Your task:
Return the records word for word. Pictures do not belong in the copy.

Entries shown:
- - - -

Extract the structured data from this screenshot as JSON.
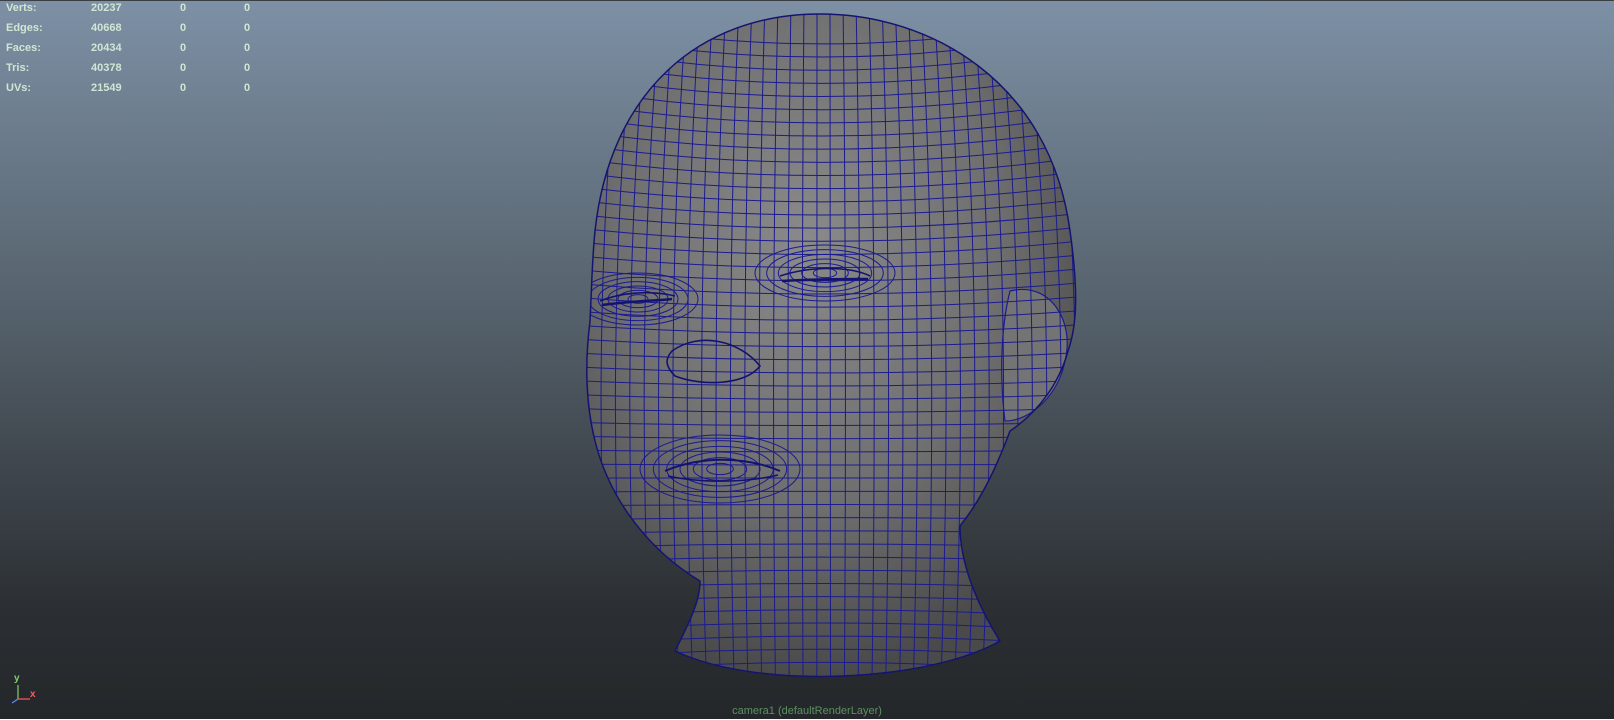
{
  "hud": {
    "rows": [
      {
        "label": "Verts:",
        "v1": "20237",
        "v2": "0",
        "v3": "0"
      },
      {
        "label": "Edges:",
        "v1": "40668",
        "v2": "0",
        "v3": "0"
      },
      {
        "label": "Faces:",
        "v1": "20434",
        "v2": "0",
        "v3": "0"
      },
      {
        "label": "Tris:",
        "v1": "40378",
        "v2": "0",
        "v3": "0"
      },
      {
        "label": "UVs:",
        "v1": "21549",
        "v2": "0",
        "v3": "0"
      }
    ]
  },
  "camera": {
    "label": "camera1 (defaultRenderLayer)"
  },
  "axis": {
    "y": "y",
    "x": "x",
    "z": "z"
  },
  "colors": {
    "wire": "#1b1b8f",
    "mesh": "#777777",
    "hud_text": "#cfe7d3",
    "camera_text": "#5e8f63"
  },
  "viewport_object": {
    "icon": "head-mesh-icon"
  }
}
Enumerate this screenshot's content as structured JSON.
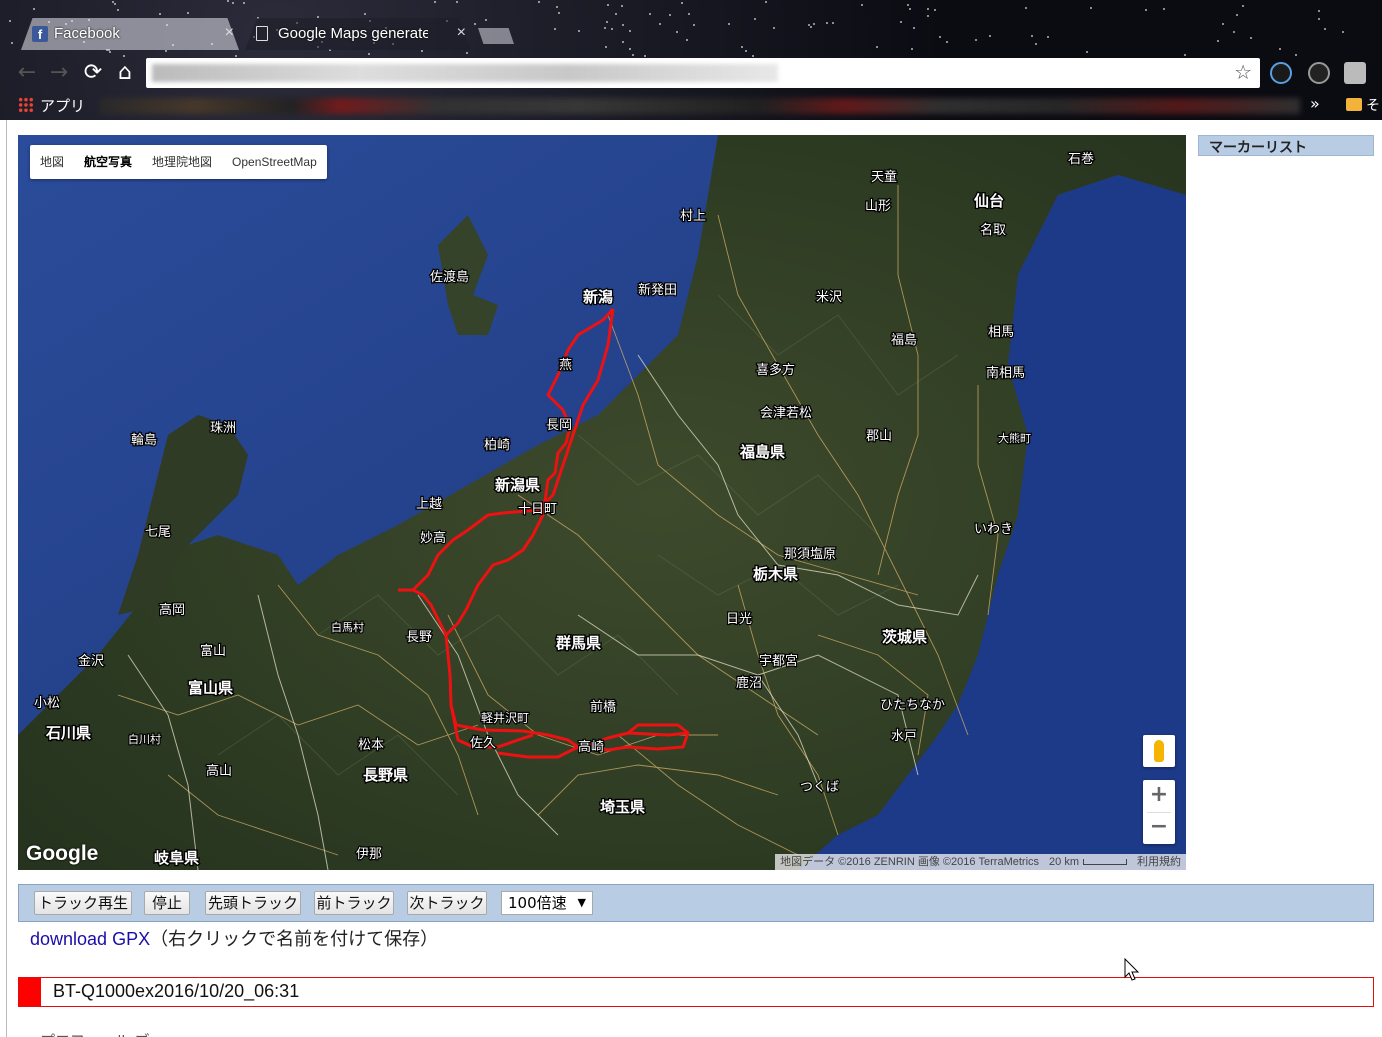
{
  "browser": {
    "tabs": [
      {
        "label": "Facebook",
        "active": true
      },
      {
        "label": "Google Maps generate",
        "active": false
      }
    ],
    "bookmarks": {
      "apps_label": "アプリ",
      "more": "»",
      "folder_label": "そ"
    }
  },
  "map": {
    "map_types": [
      "地図",
      "航空写真",
      "地理院地図",
      "OpenStreetMap"
    ],
    "active_map_type": "航空写真",
    "google_logo": "Google",
    "attribution": {
      "data": "地図データ ©2016 ZENRIN 画像 ©2016 TerraMetrics",
      "scale": "20 km",
      "terms": "利用規約"
    },
    "zoom_in": "+",
    "zoom_out": "−",
    "place_labels_big": [
      "新潟",
      "新潟県",
      "福島県",
      "仙台",
      "栃木県",
      "群馬県",
      "茨城県",
      "富山県",
      "石川県",
      "長野県",
      "埼玉県",
      "岐阜県"
    ],
    "place_labels_small": [
      "天童",
      "山形",
      "石巻",
      "名取",
      "村上",
      "新発田",
      "米沢",
      "佐渡島",
      "燕",
      "喜多方",
      "相馬",
      "南相馬",
      "福島",
      "会津若松",
      "郡山",
      "長岡",
      "柏崎",
      "十日町",
      "上越",
      "妙高",
      "大熊町",
      "いわき",
      "輪島",
      "珠洲",
      "七尾",
      "那須塩原",
      "日光",
      "高岡",
      "金沢",
      "富山",
      "白馬村",
      "長野",
      "宇都宮",
      "鹿沼",
      "小松",
      "白川村",
      "ひたちなか",
      "水戸",
      "前橋",
      "軽井沢町",
      "佐久",
      "高崎",
      "松本",
      "高山",
      "つくば",
      "伊那"
    ],
    "route_color": "#ee1111"
  },
  "marker_list": {
    "title": "マーカーリスト"
  },
  "controls": {
    "buttons": [
      "トラック再生",
      "停止",
      "先頭トラック",
      "前トラック",
      "次トラック"
    ],
    "speed": "100倍速"
  },
  "download": {
    "link": "download GPX",
    "note": "（右クリックで名前を付けて保存）"
  },
  "track": {
    "name": "BT-Q1000ex2016/10/20_06:31",
    "color": "#ff0000"
  },
  "footer": {
    "text": "プロフィール ブ"
  }
}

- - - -

Solution:
Extract the structured data from this screenshot as JSON.
{
  "hud": {
    "rows": [
      {
        "label": "Verts:",
        "v1": "20237",
        "v2": "0",
        "v3": "0"
      },
      {
        "label": "Edges:",
        "v1": "40668",
        "v2": "0",
        "v3": "0"
      },
      {
        "label": "Faces:",
        "v1": "20434",
        "v2": "0",
        "v3": "0"
      },
      {
        "label": "Tris:",
        "v1": "40378",
        "v2": "0",
        "v3": "0"
      },
      {
        "label": "UVs:",
        "v1": "21549",
        "v2": "0",
        "v3": "0"
      }
    ]
  },
  "camera": {
    "label": "camera1 (defaultRenderLayer)"
  },
  "axis": {
    "y": "y",
    "x": "x",
    "z": "z"
  },
  "colors": {
    "wire": "#1b1b8f",
    "mesh": "#777777",
    "hud_text": "#cfe7d3",
    "camera_text": "#5e8f63"
  },
  "viewport_object": {
    "icon": "head-mesh-icon"
  }
}
Enumerate this screenshot's content as structured JSON.
{
  "browser": {
    "tabs": [
      {
        "label": "Facebook",
        "active": true
      },
      {
        "label": "Google Maps generate",
        "active": false
      }
    ],
    "bookmarks": {
      "apps_label": "アプリ",
      "more": "»",
      "folder_label": "そ"
    }
  },
  "map": {
    "map_types": [
      "地図",
      "航空写真",
      "地理院地図",
      "OpenStreetMap"
    ],
    "active_map_type": "航空写真",
    "google_logo": "Google",
    "attribution": {
      "data": "地図データ ©2016 ZENRIN 画像 ©2016 TerraMetrics",
      "scale": "20 km",
      "terms": "利用規約"
    },
    "zoom_in": "+",
    "zoom_out": "−",
    "place_labels_big": [
      "新潟",
      "新潟県",
      "福島県",
      "仙台",
      "栃木県",
      "群馬県",
      "茨城県",
      "富山県",
      "石川県",
      "長野県",
      "埼玉県",
      "岐阜県"
    ],
    "place_labels_small": [
      "天童",
      "山形",
      "石巻",
      "名取",
      "村上",
      "新発田",
      "米沢",
      "佐渡島",
      "燕",
      "喜多方",
      "相馬",
      "南相馬",
      "福島",
      "会津若松",
      "郡山",
      "長岡",
      "柏崎",
      "十日町",
      "上越",
      "妙高",
      "大熊町",
      "いわき",
      "輪島",
      "珠洲",
      "七尾",
      "那須塩原",
      "日光",
      "高岡",
      "金沢",
      "富山",
      "白馬村",
      "長野",
      "宇都宮",
      "鹿沼",
      "小松",
      "白川村",
      "ひたちなか",
      "水戸",
      "前橋",
      "軽井沢町",
      "佐久",
      "高崎",
      "松本",
      "高山",
      "つくば",
      "伊那"
    ],
    "route_color": "#ee1111"
  },
  "marker_list": {
    "title": "マーカーリスト"
  },
  "controls": {
    "buttons": [
      "トラック再生",
      "停止",
      "先頭トラック",
      "前トラック",
      "次トラック"
    ],
    "speed": "100倍速"
  },
  "download": {
    "link": "download GPX",
    "note": "（右クリックで名前を付けて保存）"
  },
  "track": {
    "name": "BT-Q1000ex2016/10/20_06:31",
    "color": "#ff0000"
  },
  "footer": {
    "text": "プロフィール ブ"
  }
}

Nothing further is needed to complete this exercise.